than 700 qps.

BIND DLZ using MySQL is NOT what I would consider to be a high  
performance solution for a DNS operation.  Now, granted, these results  
were not using a "current" version of BIND, nor was this being run on  
any "high power" hardware.  Performance of BIND DLZ using a MySQL  
backend may have easily been improved, but so has the performance of  
the base system too.  A 20 to 1 performance advantage for a straight  
BIND solution will be hard to overcome.

So, performance isn't something that a MySQL backend provides to a DNS  
operation and high availability is something that all DNS server do  
provide, so your real requirement must be something else, such as  
being able to update multiple servers at the same time.  But Doug  
Barton has identified that using "nsupdate" to update both (all)  
servers also provides a solution to meet this requirement.

So, your "the mysql solution looks safer to me", may be your viewpoint  
which is not universally agreed upon.  You also have stated "just have  
mysql properly configured".  This statement is not unique to MySQL but  
to BIND also.  BIND also needs to be properly configured, no different  
than with MySQL - nothing unique here.

Now, my single belief for any DNS operation is to follow the KISS  
principle, "keep it simple, stupid".  A less complex system will be  
more reliable than a more complex system, because of having less  
potential points of failure.  This reliability is the single most  
important requirement for a DNS operation.  A DNS operation that  
requires running both BIND and MySQL will be inherently less reliable  
than one running just BIND.

The complexity of a MySQL BIND server makes for a less reliable system  
than one just using BIND.  The performance of a MySQL based BIND  
server is much less than a standard BIND server.  Managing DNS  
information using dynamic DNS provides a simple solution to updating  
the zone information.  So, what is the actual advantage of using a  
MySQL backend to BIND?  I'm not convinced that there is any advantage  
and I am sure that there are many downsides to using this.

Using MySQL for a backend to BIND is a fairly commonly proposed  
solution but it's actual implementation is not followed up on.  I  
looked at using MySQL, but the performance limitations were an  
absolute deal killer.  I set up a simple BIND/MySQL system and  
benchmarked it and duplicated the performance trends from the BIND-DLZ  
developers.  Maybe this has been improved, but these results have not  
be published so we don't know about it.

If you do implement your MySQL solution, please, please, please, keep  
us informed about how it works for you.  We would like to know more  
and are always willing to look at new technologies but aren't too  
accepting of hand waving.

Bill Larson

> Riccardo
> On 2/12/11 11:33 PM, Doug Barton wrote:
>> On 02/11/2011 01:51 PM, fddi wrote:
>>> I understand you, but the advantage of having mysql backend is that
>>> if one of the two servers dies, the other keeps running with up to
>>> date informations, and can also be updated wit new informations.  
>>> When
>>> the  other server comes up again it will automatically sync itself
>>> using mysql replica mechanism. if I use file backend I have to
>>> manually sync it, and how to keep tracks of modifications ?
>>> for this I choose mysql backend
>> Two questions, how often do you anticipate one of the masters  
>> failing, and how much data are you talking about?
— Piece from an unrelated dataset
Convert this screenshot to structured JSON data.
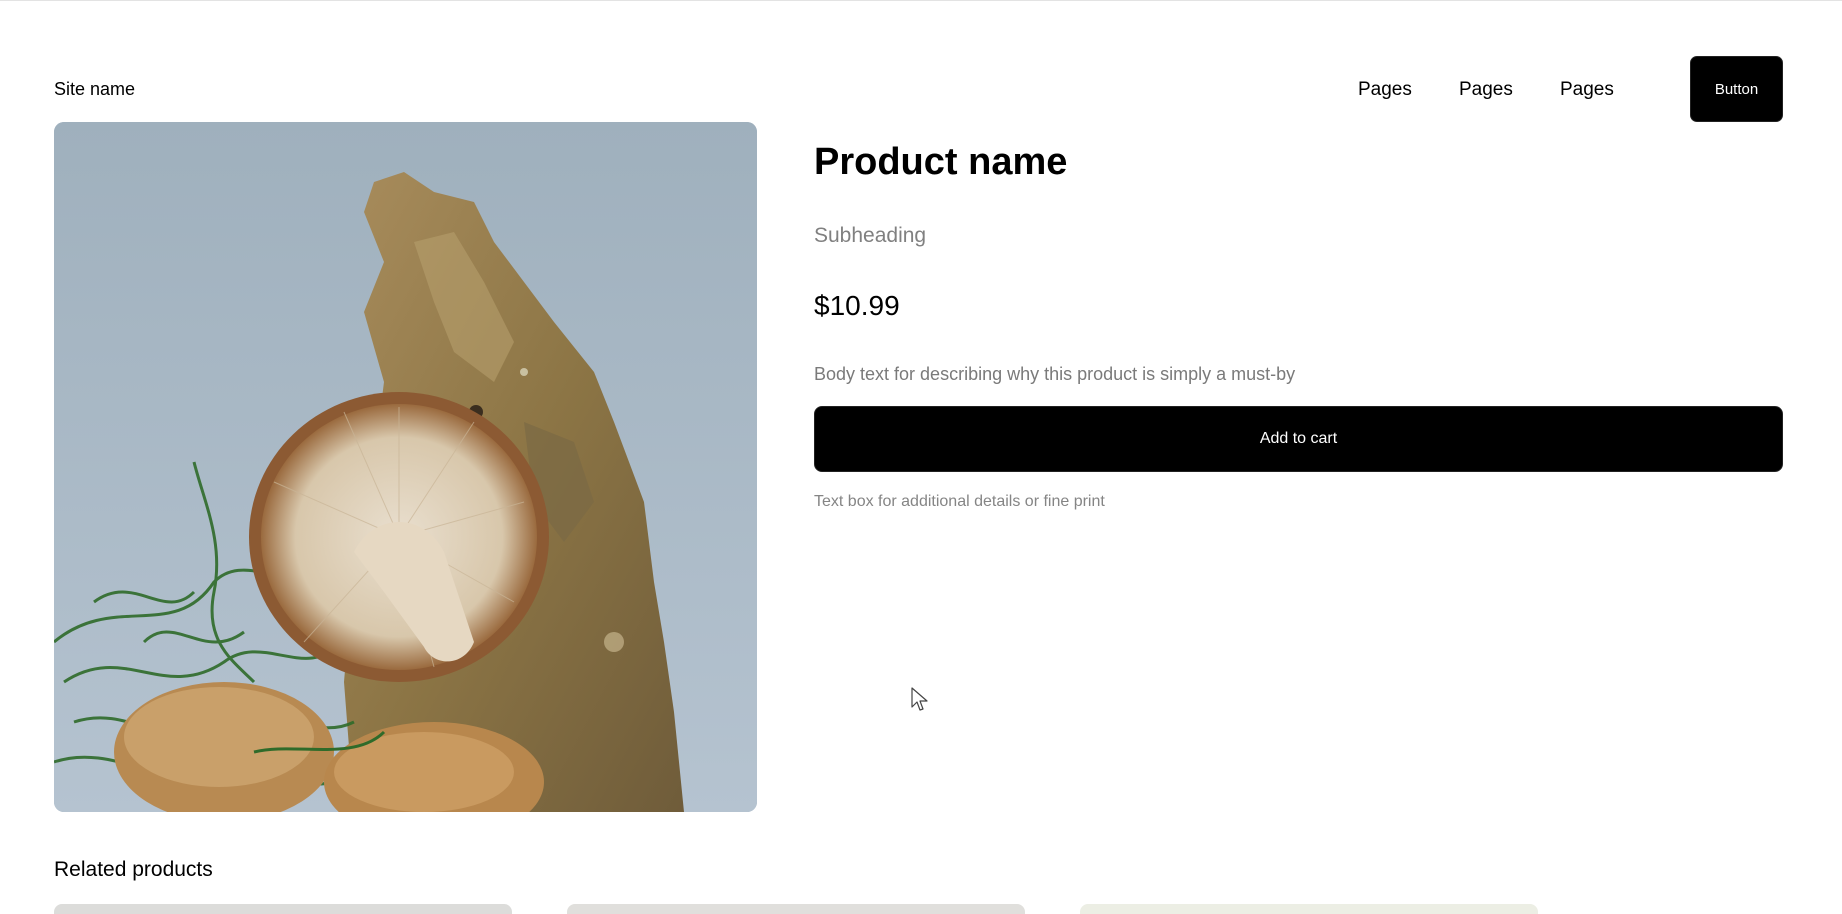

Generally the  
>> number of times a server fails is going to be pretty small, if it's  
>> not, you've got bigger problems.
>> If you're not talking about a huge amount of data here (and from  
>> what you've described in previous posts, you're not) then you are  
>> fairly dramatically over-architecting your solution here.  
>> Personally I think David had a great idea in regards to using  
>> nsupdate to update both masters at the same time. If you really  
>> think that one of them is going to fail often enough to justify an  
>> automated solution than scripting something that utilizes rsync  
>> shouldn't be too hard.
>> hth,
>> Doug
> _______________________________________________
> bind-users mailing list
> bind-users at

-------------- next part --------------
An HTML attachment was scrubbed...
URL: <>

More information about the bind-users mailing list